It’s a life of ups and downs for Nev Wilshire, the businessman at the middle of BBC Three’s fly-on-the-wall show, The Call Centre.
Since embarking on a tumultuous career in the world of sales, he has gone from being an entry level rep straight out of sixth form, to the no-nonsense manager who owns his own company.
We spoke to the larger-than-life boss and found out what it is that drives him.
“Yes, I would consider myself a natural leader,” the booming Welshman tells us. “I think that leadership quality is in me. You’re either a leader or you’re not.”
Currently the CEO of the Swansea-based Save Britain Money Group, an award-winning business that also spawned its own BBC TV show, it’s fair to say that Nev has the credentials to back up his beliefs. Described by some in the media as a real-life version of David Brent from The Office, Nev Wilshire was catapulted into fame when a documentary about the working day in his company was aired. Behind the workplace bravado, on-screen sackings, and spontaneous requests for office karaoke, however, we wanted to know more about the man who describes himself as a “football-kicking, catchphrase-loving man of the people”…
“My first inclination of wanting to be a businessman was when I was about 17. I was doing my A-levels and I thought that was what I wanted to be. I did my A-levels and then took a year out to make some money and just get a job – and of course, once you’ve started earning money it’s difficult to give it all up!”
“By the time I was 19 I was repping for a company. The sales were good, and they were going up and up. The division I got involved with was number 14 in the area out of 23 when I started, and I got it to be number 1 within 2 years. However, because I was so young I was getting paid less than everybody else, which I took exception to. So when I was 24 I decided to branch out and go on my own.”
Grabbing life by the scruff of the neck as a young man, Nev went on to describe the reality of going it alone.

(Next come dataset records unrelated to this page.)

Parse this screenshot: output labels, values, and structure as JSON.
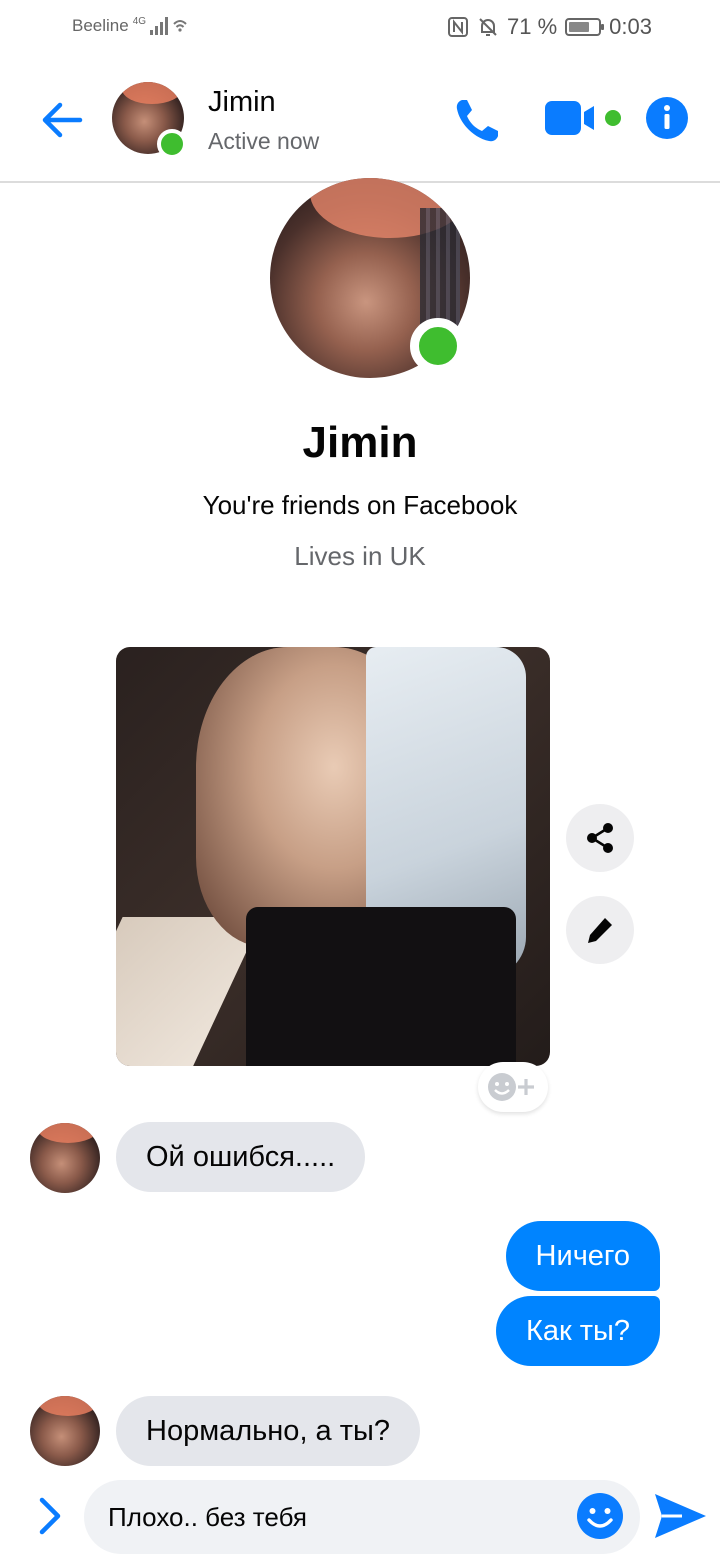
{
  "status_bar": {
    "carrier": "Beeline",
    "network": "4G",
    "battery": "71 %",
    "battery_level": 0.71,
    "time": "0:03"
  },
  "header": {
    "contact_name": "Jimin",
    "contact_status": "Active now"
  },
  "profile": {
    "name": "Jimin",
    "friends_text": "You're friends on Facebook",
    "lives_text": "Lives in UK"
  },
  "messages": [
    {
      "direction": "incoming",
      "text": "Ой ошибся....."
    },
    {
      "direction": "outgoing",
      "text": "Ничего"
    },
    {
      "direction": "outgoing",
      "text": "Как ты?"
    },
    {
      "direction": "incoming",
      "text": "Нормально, а ты?"
    }
  ],
  "composer": {
    "value": "Плохо.. без тебя"
  },
  "colors": {
    "accent": "#0084ff",
    "online": "#3fbd2f",
    "incoming_bubble": "#e4e6eb"
  },
  "icons": [
    "back-arrow-icon",
    "phone-icon",
    "video-camera-icon",
    "info-icon",
    "share-icon",
    "pencil-icon",
    "add-reaction-icon",
    "chevron-right-icon",
    "emoji-icon",
    "send-icon"
  ]
}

“So, I started my own business when I was 24. By the time I was 28 I was a millionaire, by the time I was 38 I was bust,” he exclaims. “It’s life. When you’re 17, you know it all. When you’re 19 you could run the country. When you’re 30 you don’t know quite so much, and when you’re 40 you realise you know nothing…when you’re 50… you realise what you did know, you’ve forgotten!”
On television Nev’s riotous personality has gained him a devout fan following. His managerial style oscillates between enforcing strict rules, before encouraging people to break into song improve office morale – “Happy people sell” appears a mantra. Also well known to the cult following of the show is Nev’s allegiance to Swansea City FC. With a sigh he tells us, “It hasn’t just been an up and down season, it’s been a down and out season!” But he also reinforces the fact that he knows the Swans will come back. It seems that his faith in the boom and bust cycle is apparent in all aspects of his life.
Similarly, Nev goes on to describe the situation his company is in when it comes to making long term business models.
“Well, obviously we have plans as to where we want to take the business, but when we’re dealing with government grants, all of a sudden the government will change the grants and there’s nothing we can do about it. You’re up one minute and down the next. It’s just the way they do things.”
A sensible man might doubt Nev’s cavalier approach to the world of business, but his ‘who dares wins’ attitude seems to be working for the self-made man from South Wales. Indeed, as Charles Darwin wrote, “In the struggle for survival, the fittest win out at the expense of their rivals because they succeed in adapting themselves best to their environment.” So, perhaps Nev’s fearless approach to the cut-throat world of business will help him adapt and remain successful. Oh, and we’re told that a spot of singing is conducive to a happy office…
The Call Centre airs on BBC3 from 8 April 9pm and Series One is available on DVD from 14 April